> **The problem**
Reproduce every line in the material below that holds "time".

= Beginning of Section =

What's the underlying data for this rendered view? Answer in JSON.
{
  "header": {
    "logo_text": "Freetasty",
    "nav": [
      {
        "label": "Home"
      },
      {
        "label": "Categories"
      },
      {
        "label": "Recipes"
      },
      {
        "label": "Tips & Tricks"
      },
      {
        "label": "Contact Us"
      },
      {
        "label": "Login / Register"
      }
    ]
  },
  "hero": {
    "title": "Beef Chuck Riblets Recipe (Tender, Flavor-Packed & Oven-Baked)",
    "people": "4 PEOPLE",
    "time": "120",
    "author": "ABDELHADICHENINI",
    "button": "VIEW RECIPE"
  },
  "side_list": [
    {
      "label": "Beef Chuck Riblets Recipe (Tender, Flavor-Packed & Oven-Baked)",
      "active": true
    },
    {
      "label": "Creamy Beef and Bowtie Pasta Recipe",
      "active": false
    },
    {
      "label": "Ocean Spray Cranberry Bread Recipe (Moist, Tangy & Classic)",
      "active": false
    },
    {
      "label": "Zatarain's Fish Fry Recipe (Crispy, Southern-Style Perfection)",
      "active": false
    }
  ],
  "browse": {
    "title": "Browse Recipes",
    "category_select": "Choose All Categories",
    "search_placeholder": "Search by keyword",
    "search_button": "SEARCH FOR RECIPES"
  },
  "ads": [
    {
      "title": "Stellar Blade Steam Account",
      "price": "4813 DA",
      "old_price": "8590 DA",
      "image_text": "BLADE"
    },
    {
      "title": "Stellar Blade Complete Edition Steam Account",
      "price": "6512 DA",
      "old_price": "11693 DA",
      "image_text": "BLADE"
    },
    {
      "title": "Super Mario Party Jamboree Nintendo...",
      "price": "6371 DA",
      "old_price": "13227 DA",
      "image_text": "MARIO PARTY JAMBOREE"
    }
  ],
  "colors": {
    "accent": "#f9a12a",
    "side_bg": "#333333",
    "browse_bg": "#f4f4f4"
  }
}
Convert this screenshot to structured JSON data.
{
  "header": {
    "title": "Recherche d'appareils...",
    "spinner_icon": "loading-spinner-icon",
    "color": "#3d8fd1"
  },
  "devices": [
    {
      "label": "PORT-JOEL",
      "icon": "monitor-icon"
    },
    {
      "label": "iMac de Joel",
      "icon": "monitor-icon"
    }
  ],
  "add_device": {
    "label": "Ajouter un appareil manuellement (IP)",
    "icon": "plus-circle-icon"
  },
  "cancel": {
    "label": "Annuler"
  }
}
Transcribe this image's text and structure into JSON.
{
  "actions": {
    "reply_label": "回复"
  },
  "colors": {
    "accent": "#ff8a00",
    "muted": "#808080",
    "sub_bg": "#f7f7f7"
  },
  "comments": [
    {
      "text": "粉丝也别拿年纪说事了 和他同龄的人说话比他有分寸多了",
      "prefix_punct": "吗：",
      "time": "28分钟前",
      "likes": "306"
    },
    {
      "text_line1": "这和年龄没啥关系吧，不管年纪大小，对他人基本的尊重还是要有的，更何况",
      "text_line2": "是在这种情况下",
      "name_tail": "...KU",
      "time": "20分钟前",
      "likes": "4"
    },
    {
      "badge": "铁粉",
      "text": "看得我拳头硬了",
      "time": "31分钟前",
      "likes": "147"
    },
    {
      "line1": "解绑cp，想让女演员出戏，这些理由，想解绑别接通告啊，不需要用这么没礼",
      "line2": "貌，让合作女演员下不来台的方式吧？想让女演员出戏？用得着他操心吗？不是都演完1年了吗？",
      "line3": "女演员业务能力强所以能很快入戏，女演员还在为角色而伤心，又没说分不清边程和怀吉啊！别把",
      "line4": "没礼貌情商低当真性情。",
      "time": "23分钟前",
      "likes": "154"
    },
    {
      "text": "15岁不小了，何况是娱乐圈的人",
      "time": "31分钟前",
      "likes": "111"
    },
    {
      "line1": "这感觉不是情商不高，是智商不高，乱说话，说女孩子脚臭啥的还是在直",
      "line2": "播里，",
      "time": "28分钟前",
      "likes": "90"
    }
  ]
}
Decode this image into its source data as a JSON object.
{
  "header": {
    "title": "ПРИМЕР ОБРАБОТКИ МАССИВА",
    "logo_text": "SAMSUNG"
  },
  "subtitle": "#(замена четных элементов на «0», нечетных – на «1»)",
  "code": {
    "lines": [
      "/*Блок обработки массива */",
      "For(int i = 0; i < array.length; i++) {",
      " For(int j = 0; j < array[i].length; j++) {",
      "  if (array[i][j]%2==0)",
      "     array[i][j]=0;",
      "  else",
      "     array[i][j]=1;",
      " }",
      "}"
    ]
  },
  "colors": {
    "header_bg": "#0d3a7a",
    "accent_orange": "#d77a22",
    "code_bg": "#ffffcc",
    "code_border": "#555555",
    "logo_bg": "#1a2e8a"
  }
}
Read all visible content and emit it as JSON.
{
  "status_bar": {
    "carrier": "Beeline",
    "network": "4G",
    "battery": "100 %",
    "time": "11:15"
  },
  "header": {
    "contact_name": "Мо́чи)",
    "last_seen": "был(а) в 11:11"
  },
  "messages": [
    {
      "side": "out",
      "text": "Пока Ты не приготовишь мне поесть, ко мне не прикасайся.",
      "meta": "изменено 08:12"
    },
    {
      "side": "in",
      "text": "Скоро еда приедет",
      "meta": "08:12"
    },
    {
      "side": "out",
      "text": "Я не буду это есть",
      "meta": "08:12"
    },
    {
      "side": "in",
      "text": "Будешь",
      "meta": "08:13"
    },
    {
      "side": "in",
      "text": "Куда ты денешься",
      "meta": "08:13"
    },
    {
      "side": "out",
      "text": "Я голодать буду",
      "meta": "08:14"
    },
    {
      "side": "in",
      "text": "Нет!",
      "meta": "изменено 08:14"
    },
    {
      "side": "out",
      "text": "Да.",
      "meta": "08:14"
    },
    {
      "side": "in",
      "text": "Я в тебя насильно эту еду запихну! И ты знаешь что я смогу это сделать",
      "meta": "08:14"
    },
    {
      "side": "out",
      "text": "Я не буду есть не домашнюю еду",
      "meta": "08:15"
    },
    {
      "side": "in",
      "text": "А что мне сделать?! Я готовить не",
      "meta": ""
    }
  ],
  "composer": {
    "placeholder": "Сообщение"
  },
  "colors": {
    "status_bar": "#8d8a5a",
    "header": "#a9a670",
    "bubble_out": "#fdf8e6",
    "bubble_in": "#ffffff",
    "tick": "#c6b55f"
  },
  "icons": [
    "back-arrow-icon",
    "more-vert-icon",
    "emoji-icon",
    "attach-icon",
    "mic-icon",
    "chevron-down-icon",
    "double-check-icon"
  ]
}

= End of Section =

> **Output for this exercise**
    "time": "120",
      "time": "28分钟前",
      "time": "20分钟前",
      "time": "31分钟前",
      "time": "23分钟前",
      "time": "31分钟前",
      "time": "28分钟前",
    "time": "11:15"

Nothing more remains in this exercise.